• **Work order**
Copy each line from the records below in which the word "фирменный" is found.

*** Source material ***

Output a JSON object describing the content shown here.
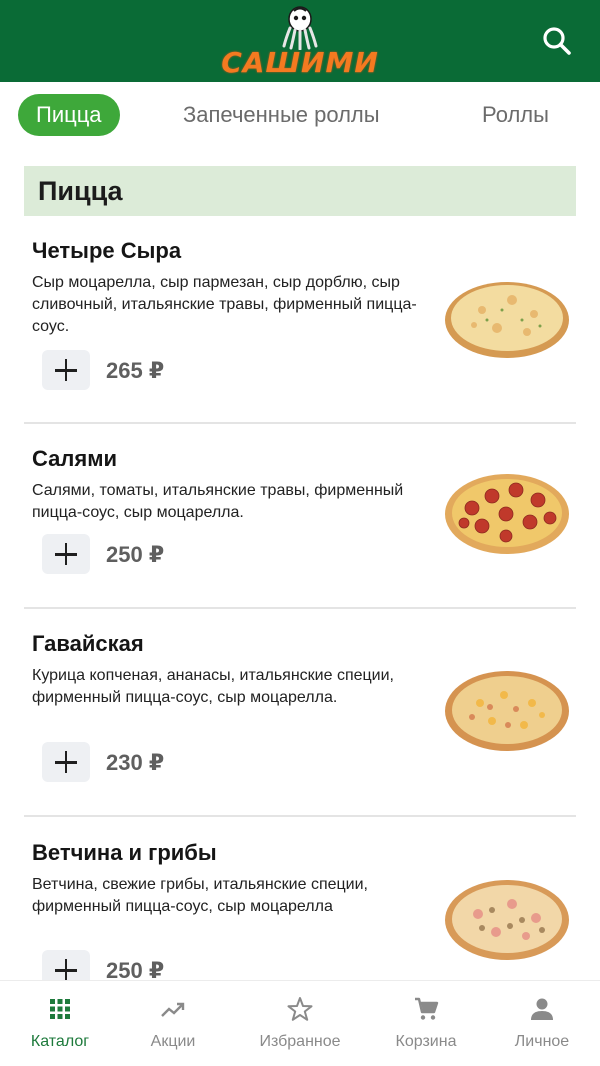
{
  "brand": {
    "logo_text": "САШИМИ",
    "header_color": "#0a6b36",
    "logo_color": "#f47a20"
  },
  "tabs": [
    {
      "label": "Пицца",
      "active": true
    },
    {
      "label": "Запеченные роллы",
      "active": false
    },
    {
      "label": "Роллы",
      "active": false
    }
  ],
  "section": {
    "title": "Пицца"
  },
  "products": [
    {
      "name": "Четыре Сыра",
      "description": "Сыр моцарелла, сыр пармезан, сыр дорблю, сыр сливочный, итальянские травы, фирменный пицца-соус.",
      "price": "265 ₽"
    },
    {
      "name": "Салями",
      "description": "Салями, томаты, итальянские травы, фирменный пицца-соус, сыр моцарелла.",
      "price": "250 ₽"
    },
    {
      "name": "Гавайская",
      "description": "Курица копченая, ананасы, итальянские специи, фирменный пицца-соус, сыр моцарелла.",
      "price": "230 ₽"
    },
    {
      "name": "Ветчина и грибы",
      "description": "Ветчина, свежие грибы, итальянские специи, фирменный пицца-соус, сыр моцарелла",
      "price": "250 ₽"
    }
  ],
  "nav": [
    {
      "label": "Каталог",
      "icon": "grid-icon",
      "active": true
    },
    {
      "label": "Акции",
      "icon": "trending-up-icon",
      "active": false
    },
    {
      "label": "Избранное",
      "icon": "star-icon",
      "active": false
    },
    {
      "label": "Корзина",
      "icon": "cart-icon",
      "active": false
    },
    {
      "label": "Личное",
      "icon": "person-icon",
      "active": false
    }
  ],
  "colors": {
    "accent": "#3ea83a",
    "section_bg": "#dcebd8",
    "nav_active": "#1e7a3c",
    "nav_inactive": "#8a8a8a"
  }
}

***

• **Task solution**
      "description": "Сыр моцарелла, сыр пармезан, сыр дорблю, сыр сливочный, итальянские травы, фирменный пицца-соус.",
      "description": "Салями, томаты, итальянские травы, фирменный пицца-соус, сыр моцарелла.",
      "description": "Курица копченая, ананасы, итальянские специи, фирменный пицца-соус, сыр моцарелла.",
      "description": "Ветчина, свежие грибы, итальянские специи, фирменный пицца-соус, сыр моцарелла",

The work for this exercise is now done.